The Best Sparkling Wines To Use In Your Champagne Cocktails, According To An Expert

Sparkling wine is the star ingredient behind a slew of famous cocktails. From the French 75 to the eyebrow-raising pornstar martini, this sophisticated beverage has been giving drinks a bubbly flair for decades. You might not give too much thought to the type of sparkling wine you use for these drinks, but you might be missing out on some amazing flavor pairings. Author and award-winning mixologist Cody Goldstein spoke with Tasting Table about his thought process for selecting a sparkling wine for cocktails. He begins by evaluating the drink's tasting notes and using that analysis as inspiration for his wine selection.

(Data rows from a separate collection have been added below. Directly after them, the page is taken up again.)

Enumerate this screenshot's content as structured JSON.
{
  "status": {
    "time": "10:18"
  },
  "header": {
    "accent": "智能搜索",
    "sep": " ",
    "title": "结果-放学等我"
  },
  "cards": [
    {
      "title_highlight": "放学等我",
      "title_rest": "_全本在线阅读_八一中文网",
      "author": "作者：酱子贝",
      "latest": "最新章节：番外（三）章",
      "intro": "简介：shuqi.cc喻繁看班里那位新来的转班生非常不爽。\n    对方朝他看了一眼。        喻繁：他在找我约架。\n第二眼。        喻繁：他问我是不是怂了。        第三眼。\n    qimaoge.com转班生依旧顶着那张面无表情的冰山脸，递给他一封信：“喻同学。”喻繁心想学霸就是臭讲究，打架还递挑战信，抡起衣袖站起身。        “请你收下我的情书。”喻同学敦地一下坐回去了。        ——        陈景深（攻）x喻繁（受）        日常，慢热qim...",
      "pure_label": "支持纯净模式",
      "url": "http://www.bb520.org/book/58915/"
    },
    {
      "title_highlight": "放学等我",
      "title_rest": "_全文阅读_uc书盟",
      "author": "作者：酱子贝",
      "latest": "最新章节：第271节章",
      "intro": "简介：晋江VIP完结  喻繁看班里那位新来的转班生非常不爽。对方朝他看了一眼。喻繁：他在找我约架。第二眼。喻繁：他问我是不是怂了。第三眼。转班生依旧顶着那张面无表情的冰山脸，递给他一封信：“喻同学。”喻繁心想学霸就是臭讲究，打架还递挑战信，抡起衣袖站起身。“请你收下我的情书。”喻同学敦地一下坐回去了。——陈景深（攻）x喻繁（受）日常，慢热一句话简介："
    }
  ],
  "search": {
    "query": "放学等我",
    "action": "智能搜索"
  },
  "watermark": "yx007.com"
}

"If you are pulling from Spanish flavors in a cocktail, then incorporating Cava will tie a lot of the storytelling and flavors together," he explained. "A nice bottle of Sekt from Germany can bring more fruit-forward flavors such as apple, stone fruit, and citrus." He did, however, warn against using Champagne as a mixer because of its intricacies. In his opinion, Champagne should be savored and celebrated as a drink's main component, not a splash at the very end. His go-to for a neutral sparkling wine mixer is a bottle of Prosecco or Crement.

"The bubbles tend to be a bit larger in size and make the drinking experience more enjoyable when not just sipping," Goldstein told Tasting Table. He pointed out that these wines hold up well to juices and syrups, such as the line of syrups he produced through his hospitality group Muddling Memories.

Is a sweet or dry sparkling wine better for cocktails?

If you're wondering whether you should use a dry or sweet sparkling wine, there's no clear-cut answer. Cody Goldstein recommended focusing on creating a harmonious pairing between the cocktail's other components and the sparkling wine.

"A cocktail such as an Aperol spritz, which prides itself on being bubbly, typically uses Prosecco as the base so as not to make the drink overly sweet," said Goldstein. "French 75s rely heavily on citrus and sweet, and so a brut Champagne with some sweetness but [that's] not overly sweet can be a good marriage in balance."

Of course, the choice also depends on personal preference. You can choose whether you want a sweeter touch to your cocktail or if you want a more neutral flavor. Goldstein explained that different types of Champagne are classified by sweetness, giving you a reliable guide for selecting one based on this aspect. Brut is the driest Champagne can be — the sweetness only increases from there.